This construction can be used to design Lanczos window for general multidimensional lattices.[11]

## References

1. ^ Olver, Frank W. J.; Lozier, Daniel M.; Boisvert, Ronald F.; Clark, Charles W., eds. (2010), "Numerical methods", NIST Handbook of Mathematical Functions, Cambridge University Press, ISBN 978-0-521-19225-5, MR 2723248.
2. ^ Singh, R. P.; Sapre, S. D. (2008). Communication Systems, 2E (illustrated ed.). Tata McGraw-Hill Education. p. 15. ISBN 978-0-07-063454-1. Extract of page 15
3. ^ Woodward, P. M.; Davies, I. L. (March 1952). "Information theory and inverse probability in telecommunication" (PDF). Proceedings of the IEE - Part III: Radio and Communication Engineering. 99 (58): 37–44. doi:10.1049/pi-3.1952.0011.
4. ^ Poynton, Charles A. (2003). Digital video and HDTV. Morgan Kaufmann Publishers. p. 147. ISBN 978-1-55860-792-7.
5. ^ Woodward, Phillip M. (1953). Probability and information theory, with applications to radar. London: Pergamon Press. p. 29. ISBN 978-0-89006-103-9. OCLC 488749777.
6. ^ Euler, Leonhard (1735). "On the sums of series of reciprocals". arXiv:math/0506415.
7. ^ Luis Ortiz-Gracia; Cornelis W. Oosterlee (2016). "A highly efficient Shannon wavelet inverse Fourier technique for pricing European options". SIAM J. Sci. Comput. 38 (1): B118–B143. doi:10.1137/15M1014164.
8. ^ "Advanced Problem 6241". American Mathematical Monthly.
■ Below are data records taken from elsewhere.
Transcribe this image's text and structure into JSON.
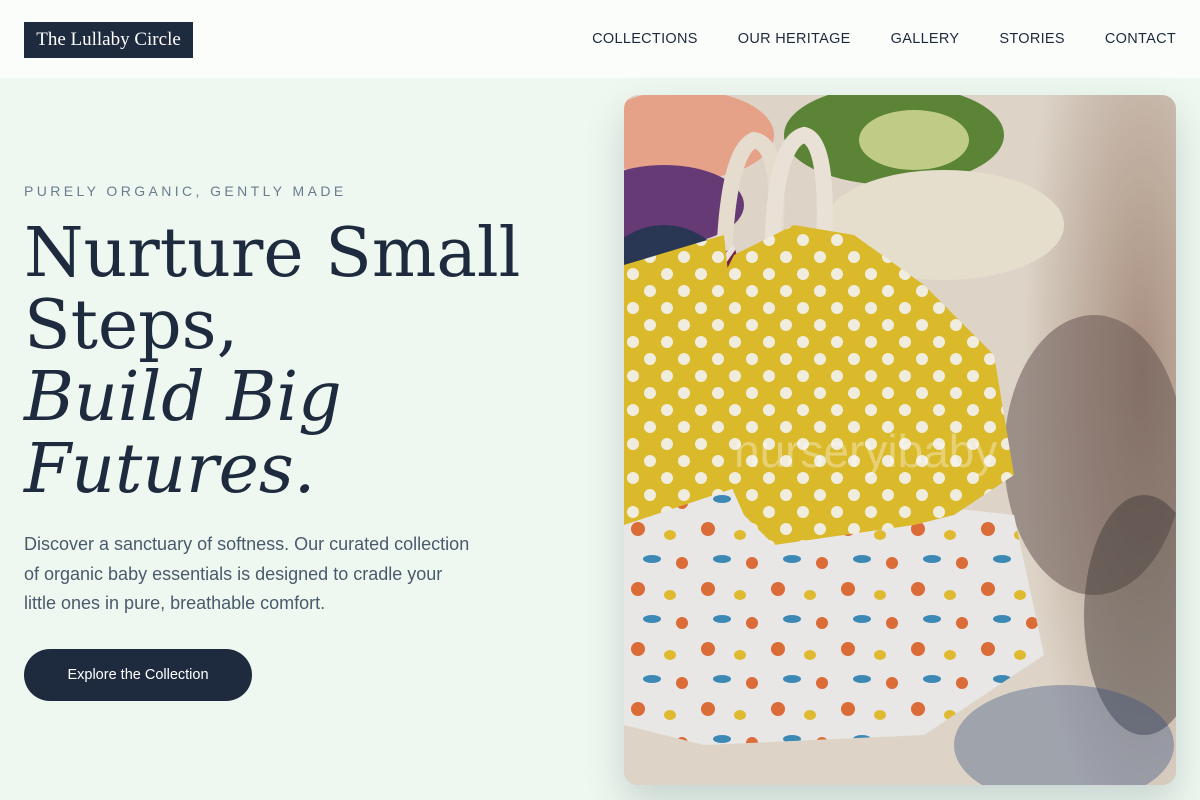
{
  "brand": {
    "logo_text": "The Lullaby Circle"
  },
  "nav": {
    "items": [
      {
        "label": "COLLECTIONS"
      },
      {
        "label": "OUR HERITAGE"
      },
      {
        "label": "GALLERY"
      },
      {
        "label": "STORIES"
      },
      {
        "label": "CONTACT"
      }
    ]
  },
  "hero": {
    "eyebrow": "PURELY ORGANIC, GENTLY MADE",
    "headline": {
      "line1": "Nurture Small",
      "line2": "Steps,",
      "line3_italic": "Build Big",
      "line4_italic": "Futures."
    },
    "description": "Discover a sanctuary of softness. Our curated collection of organic baby essentials is designed to cradle your little ones in pure, breathable comfort.",
    "cta_label": "Explore the Collection",
    "image": {
      "subject": "baby-clothes-on-hangers-photo",
      "watermark": "nurseryibaby"
    }
  },
  "colors": {
    "background": "#eef8f0",
    "header_background": "#fbfdfb",
    "primary_dark": "#1e2a3e",
    "body_text": "#4a5a6c",
    "eyebrow_text": "#6b7c8f",
    "accent_yellow": "#e6c52e"
  }
}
Washington, DC: Mathematical Association of America. 87 (6): 496–498. June–July 1980. doi:10.1080/00029890.1980.11995075.
9. ^ Robert Baillie; David Borwein; Jonathan M. Borwein (December 2008). "Surprising Sinc Sums and Integrals". American Mathematical Monthly. 115 (10): 888–901. doi:10.1080/00029890.2008.11920606. hdl:1959.13/940062. JSTOR 27642636. S2CID 496934.
10. ^ Baillie, Robert (2008). "Fun with Fourier series". arXiv:0806.0150v2 [math.CA].
11. ^ a b c Ye, W.; Entezari, A. (June 2012). "A Geometric Construction of Multivariate Sinc Functions". IEEE Transactions on Image Processing. 21 (6): 2969–2979. Bibcode:2012ITIP...21.2969Y. doi:10.1109/TIP.2011.2162421. PMID 21775264. S2CID 15313688.